`batch<β, F>`

for `vector<β, F<β>>`

.

In Racket, we don't have all these types but there's a more basic dynamic programming option. Instead of μ types and all that jazz, we have a "recursor":

(define (expr-recursor expr f) (match expr [(list op args ...) (list* op (map f args))] [other other]))

This is like a recursive walk over expressions, except the recursive
call is replaced with `f`

. In type theory terms it is the `fmap`

of the
functor.

Then a batch stores its recursor, and `deref`

works like this:

(define (deref bref) (match-define (batch-ref batch idx) bref) (match-define (batch nodes recursor) batch) (expr-recursor (vector-ref nodes idx) (lambda (idx) (batch-ref batch idx))))

This is now generic over recursors, and other helper functions like
`batch-replace`

and zombie culling can also be made generic in this way.

Moreover, if you want to write a function that transforms one recursive structure to another (for example, type checking an expression) you just need to take care to create input and output batches with different recursors. In a typed language you wouldn't need to store the recursor—that would be done with and enforced by types—but in Racket this is still pretty ergonomic.

(Specifically, in Racket, helper functions like `batch-replace`

that
output a batch have a variant, `batch-replace!`

, that output into a
caller-supplied mutable batch. You can construct that mutable batch
with whatever recursor you want. In Racket, having a mutable- and
immutable- versions of the same data structure and the same methods is
fairly common.)

It's also possible to have data structures that mix multiple types of recursive data structures. For example, if you have expressions and types, and the expressions contain type annotations, you really have something like this:

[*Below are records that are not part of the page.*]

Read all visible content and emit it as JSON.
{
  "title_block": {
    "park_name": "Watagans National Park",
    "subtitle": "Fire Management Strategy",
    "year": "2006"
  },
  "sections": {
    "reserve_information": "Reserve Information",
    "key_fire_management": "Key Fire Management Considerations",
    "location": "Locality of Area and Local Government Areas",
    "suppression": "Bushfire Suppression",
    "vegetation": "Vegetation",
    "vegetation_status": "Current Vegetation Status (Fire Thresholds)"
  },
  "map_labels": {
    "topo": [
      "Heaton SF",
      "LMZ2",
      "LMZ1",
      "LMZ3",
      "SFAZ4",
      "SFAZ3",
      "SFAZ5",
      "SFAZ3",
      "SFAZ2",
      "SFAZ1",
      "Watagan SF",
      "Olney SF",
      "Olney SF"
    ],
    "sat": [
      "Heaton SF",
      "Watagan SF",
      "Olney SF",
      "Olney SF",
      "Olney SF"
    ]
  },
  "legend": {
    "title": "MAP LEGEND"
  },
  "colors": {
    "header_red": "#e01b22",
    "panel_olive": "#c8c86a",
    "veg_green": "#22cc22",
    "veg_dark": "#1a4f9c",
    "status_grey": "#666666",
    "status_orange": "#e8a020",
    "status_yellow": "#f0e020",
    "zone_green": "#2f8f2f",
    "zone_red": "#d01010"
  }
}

TypeF<T> := BaseT | FnT(T, T) Type := μ<T> ExprF<Type><T> := Var(Int) | App(T, T) | Lam(Int, Type, T) Expr := μ<ExprF<Type>>

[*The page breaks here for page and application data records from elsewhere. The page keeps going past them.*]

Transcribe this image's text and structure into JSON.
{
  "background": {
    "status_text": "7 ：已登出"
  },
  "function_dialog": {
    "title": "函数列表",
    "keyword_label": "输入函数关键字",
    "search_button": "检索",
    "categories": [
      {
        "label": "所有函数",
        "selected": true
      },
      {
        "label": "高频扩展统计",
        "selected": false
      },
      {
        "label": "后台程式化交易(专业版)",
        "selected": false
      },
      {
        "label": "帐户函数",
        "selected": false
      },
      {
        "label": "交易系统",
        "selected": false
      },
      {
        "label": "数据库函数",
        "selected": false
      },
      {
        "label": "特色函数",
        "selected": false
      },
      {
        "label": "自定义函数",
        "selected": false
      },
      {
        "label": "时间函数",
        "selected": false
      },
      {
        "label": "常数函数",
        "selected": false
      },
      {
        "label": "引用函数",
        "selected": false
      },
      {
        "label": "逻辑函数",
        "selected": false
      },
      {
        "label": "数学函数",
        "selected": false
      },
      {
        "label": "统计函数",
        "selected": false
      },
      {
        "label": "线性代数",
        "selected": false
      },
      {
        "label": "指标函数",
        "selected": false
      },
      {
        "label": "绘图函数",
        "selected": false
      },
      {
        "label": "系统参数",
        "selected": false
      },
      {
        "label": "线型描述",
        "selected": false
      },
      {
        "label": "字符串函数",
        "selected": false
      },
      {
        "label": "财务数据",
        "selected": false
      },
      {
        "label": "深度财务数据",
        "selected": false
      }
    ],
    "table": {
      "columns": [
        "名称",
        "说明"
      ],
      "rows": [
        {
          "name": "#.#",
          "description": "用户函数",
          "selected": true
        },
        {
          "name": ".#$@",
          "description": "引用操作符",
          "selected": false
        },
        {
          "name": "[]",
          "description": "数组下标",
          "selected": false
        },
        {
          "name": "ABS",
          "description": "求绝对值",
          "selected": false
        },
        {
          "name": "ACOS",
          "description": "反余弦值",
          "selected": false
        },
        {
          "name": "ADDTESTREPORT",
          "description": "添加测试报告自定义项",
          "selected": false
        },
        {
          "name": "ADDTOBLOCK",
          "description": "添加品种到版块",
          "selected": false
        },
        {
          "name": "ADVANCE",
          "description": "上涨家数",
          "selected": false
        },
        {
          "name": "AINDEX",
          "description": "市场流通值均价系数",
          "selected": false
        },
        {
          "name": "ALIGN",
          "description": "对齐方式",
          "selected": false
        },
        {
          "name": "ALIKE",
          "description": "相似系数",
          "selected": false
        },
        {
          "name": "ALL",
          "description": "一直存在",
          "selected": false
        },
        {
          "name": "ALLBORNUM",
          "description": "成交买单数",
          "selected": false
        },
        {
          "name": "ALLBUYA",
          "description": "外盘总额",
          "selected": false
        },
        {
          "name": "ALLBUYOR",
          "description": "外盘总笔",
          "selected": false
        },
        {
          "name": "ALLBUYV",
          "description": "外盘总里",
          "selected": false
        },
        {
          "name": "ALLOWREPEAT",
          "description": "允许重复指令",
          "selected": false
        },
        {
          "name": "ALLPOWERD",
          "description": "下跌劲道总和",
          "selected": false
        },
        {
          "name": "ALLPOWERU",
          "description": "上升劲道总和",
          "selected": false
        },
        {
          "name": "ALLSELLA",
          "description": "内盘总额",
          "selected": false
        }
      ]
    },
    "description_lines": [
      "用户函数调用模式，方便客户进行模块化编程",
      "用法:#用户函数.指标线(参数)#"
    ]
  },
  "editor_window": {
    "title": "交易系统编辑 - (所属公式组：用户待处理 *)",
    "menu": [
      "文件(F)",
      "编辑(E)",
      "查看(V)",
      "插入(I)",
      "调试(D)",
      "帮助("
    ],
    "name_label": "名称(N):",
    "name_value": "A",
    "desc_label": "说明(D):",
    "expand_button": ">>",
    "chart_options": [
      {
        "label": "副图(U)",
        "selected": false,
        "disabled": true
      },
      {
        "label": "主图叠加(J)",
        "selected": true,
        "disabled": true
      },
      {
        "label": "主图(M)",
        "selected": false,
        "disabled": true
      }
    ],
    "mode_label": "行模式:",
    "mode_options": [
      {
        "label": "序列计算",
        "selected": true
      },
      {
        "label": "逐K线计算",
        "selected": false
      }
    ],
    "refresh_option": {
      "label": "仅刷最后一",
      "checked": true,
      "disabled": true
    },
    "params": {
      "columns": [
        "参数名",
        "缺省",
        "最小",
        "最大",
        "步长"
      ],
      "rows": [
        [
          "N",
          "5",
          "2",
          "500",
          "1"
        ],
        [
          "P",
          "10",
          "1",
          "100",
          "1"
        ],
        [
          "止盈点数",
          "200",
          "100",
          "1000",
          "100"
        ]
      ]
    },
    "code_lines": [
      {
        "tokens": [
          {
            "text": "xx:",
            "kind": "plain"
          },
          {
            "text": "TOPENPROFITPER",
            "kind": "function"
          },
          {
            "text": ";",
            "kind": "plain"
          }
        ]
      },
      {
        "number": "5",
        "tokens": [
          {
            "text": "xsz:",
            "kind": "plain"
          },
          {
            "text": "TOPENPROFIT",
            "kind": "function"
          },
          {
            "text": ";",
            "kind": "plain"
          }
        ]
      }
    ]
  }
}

Note that the type algebra is standard but the expression algebra has
parameter `T`

for subexpressions but also a parameter `Type`

for types.
(Which I've written curried.) If you want to store a bunch of
expressions (and their associated types) in batches, it'd look like
this:

exprs : batch<α, ExprF<β>> = vector<α, ExprF<β><α>> types : batch<β, TypeF> = vector<β, TypeF<β>>

In other words, the batch of expressions `exprs`

stores expressions,
except with subexpressions replaced by backreferences and with types
replaced by references into the batch of types, which itself stores
backreferences to itself. While this is obviously kind-of confusing
you can keep it somewhat straight with types or recursors.

## Conclusion

In Herbie we are making a big push to use batches everywhere we can. I think it will make Herbie faster and use less memory.

Of course, Herbie already has a lot of code (about 15k lines!) and the conversion will be slow, and right now we lack experience working with batches. The examples above show how to convert basic functions over expressions into ones that work on batches, and the abstractions like batch-refs and recusors show that it's possible to operate on a batches at a reasonably high level.

As my colleagues and I get more experience with batches, we hope to discover even more such abstractions and ultimately make batches easy to work with.

## Footnotes:

^{1}

By the way, in an earlier draft of this blog post I made a total mess of the type theory but James set me straight. Thanks, James!